Find each line below containing the word "church" and copy it.

>>>

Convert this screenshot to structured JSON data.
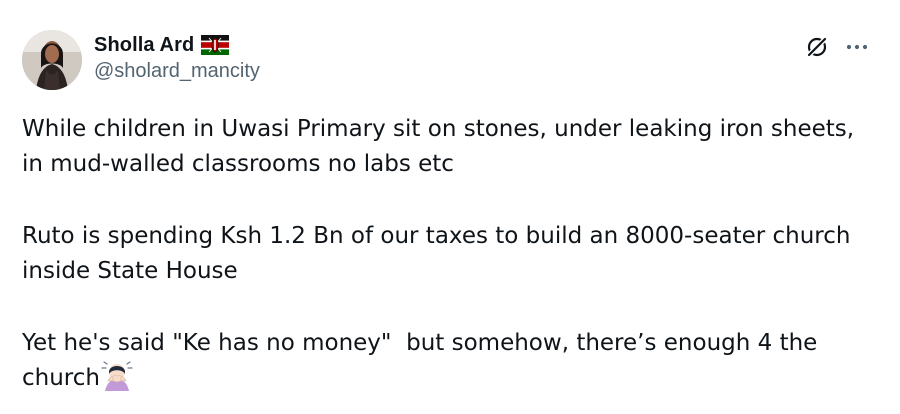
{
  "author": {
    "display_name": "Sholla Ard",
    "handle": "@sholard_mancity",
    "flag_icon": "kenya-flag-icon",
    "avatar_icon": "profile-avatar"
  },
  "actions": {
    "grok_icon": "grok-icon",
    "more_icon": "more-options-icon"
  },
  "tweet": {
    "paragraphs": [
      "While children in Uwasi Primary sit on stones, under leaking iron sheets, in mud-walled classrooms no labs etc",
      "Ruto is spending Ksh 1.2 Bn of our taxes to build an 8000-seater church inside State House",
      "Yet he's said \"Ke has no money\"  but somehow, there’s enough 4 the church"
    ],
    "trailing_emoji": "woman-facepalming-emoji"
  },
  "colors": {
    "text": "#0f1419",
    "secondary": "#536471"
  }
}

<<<

* _Response to this exercise_:
      "Ruto is spending Ksh 1.2 Bn of our taxes to build an 8000-seater church inside State House",
      "Yet he's said \"Ke has no money\"  but somehow, there’s enough 4 the church"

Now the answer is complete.